• _PROBLEM TO SOLVE_: Leave every image out, and print the remaining lines below exactly.

• _DATA FOR ANALYSIS_:
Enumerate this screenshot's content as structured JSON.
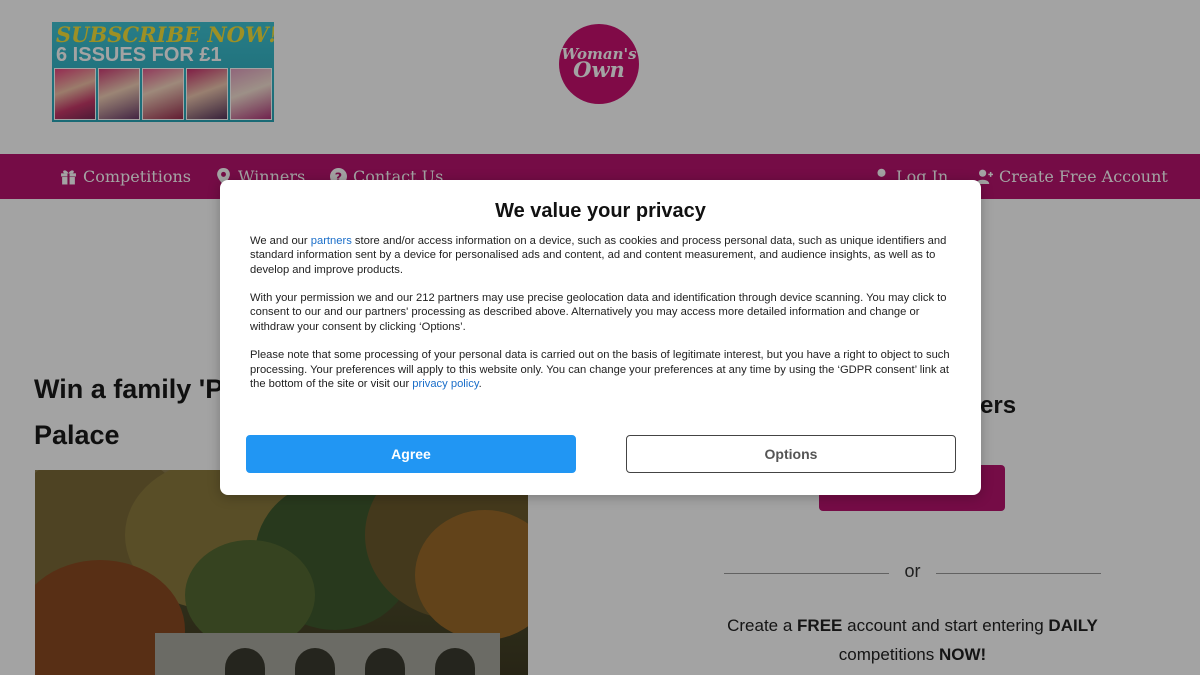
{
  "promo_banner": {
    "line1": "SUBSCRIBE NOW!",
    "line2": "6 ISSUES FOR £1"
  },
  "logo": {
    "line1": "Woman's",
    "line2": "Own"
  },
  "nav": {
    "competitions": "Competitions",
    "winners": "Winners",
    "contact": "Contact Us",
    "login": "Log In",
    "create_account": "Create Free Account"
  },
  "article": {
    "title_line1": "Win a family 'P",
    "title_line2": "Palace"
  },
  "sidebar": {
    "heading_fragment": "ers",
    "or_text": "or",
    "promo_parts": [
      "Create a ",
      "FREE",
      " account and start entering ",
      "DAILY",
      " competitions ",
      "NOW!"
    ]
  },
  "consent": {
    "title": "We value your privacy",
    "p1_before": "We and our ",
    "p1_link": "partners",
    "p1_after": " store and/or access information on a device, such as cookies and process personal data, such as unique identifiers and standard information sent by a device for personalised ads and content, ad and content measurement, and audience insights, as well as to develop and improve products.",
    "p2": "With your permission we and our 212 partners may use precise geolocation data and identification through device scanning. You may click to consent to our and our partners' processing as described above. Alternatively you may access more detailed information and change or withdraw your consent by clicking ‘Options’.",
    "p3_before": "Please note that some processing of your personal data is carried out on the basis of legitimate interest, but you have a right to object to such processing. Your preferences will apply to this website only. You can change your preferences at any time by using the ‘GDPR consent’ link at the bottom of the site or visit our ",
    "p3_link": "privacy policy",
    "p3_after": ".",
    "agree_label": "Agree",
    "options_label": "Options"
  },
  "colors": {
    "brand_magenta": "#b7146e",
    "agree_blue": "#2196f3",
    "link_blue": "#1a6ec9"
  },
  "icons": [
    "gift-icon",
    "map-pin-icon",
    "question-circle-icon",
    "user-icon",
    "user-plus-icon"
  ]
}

• _SOLUTION TO THIS EXERCISE_:
Enumerate this screenshot's content as structured JSON.
{
  "promo_banner": {
    "line1": "SUBSCRIBE NOW!",
    "line2": "6 ISSUES FOR £1"
  },
  "logo": {
    "line1": "Woman's",
    "line2": "Own"
  },
  "nav": {
    "competitions": "Competitions",
    "winners": "Winners",
    "contact": "Contact Us",
    "login": "Log In",
    "create_account": "Create Free Account"
  },
  "article": {
    "title_line1": "Win a family 'P",
    "title_line2": "Palace"
  },
  "sidebar": {
    "heading_fragment": "ers",
    "or_text": "or",
    "promo_parts": [
      "Create a ",
      "FREE",
      " account and start entering ",
      "DAILY",
      " competitions ",
      "NOW!"
    ]
  },
  "consent": {
    "title": "We value your privacy",
    "p1_before": "We and our ",
    "p1_link": "partners",
    "p1_after": " store and/or access information on a device, such as cookies and process personal data, such as unique identifiers and standard information sent by a device for personalised ads and content, ad and content measurement, and audience insights, as well as to develop and improve products.",
    "p2": "With your permission we and our 212 partners may use precise geolocation data and identification through device scanning. You may click to consent to our and our partners' processing as described above. Alternatively you may access more detailed information and change or withdraw your consent by clicking ‘Options’.",
    "p3_before": "Please note that some processing of your personal data is carried out on the basis of legitimate interest, but you have a right to object to such processing. Your preferences will apply to this website only. You can change your preferences at any time by using the ‘GDPR consent’ link at the bottom of the site or visit our ",
    "p3_link": "privacy policy",
    "p3_after": ".",
    "agree_label": "Agree",
    "options_label": "Options"
  },
  "colors": {
    "brand_magenta": "#b7146e",
    "agree_blue": "#2196f3",
    "link_blue": "#1a6ec9"
  },
  "icons": [
    "gift-icon",
    "map-pin-icon",
    "question-circle-icon",
    "user-icon",
    "user-plus-icon"
  ]
}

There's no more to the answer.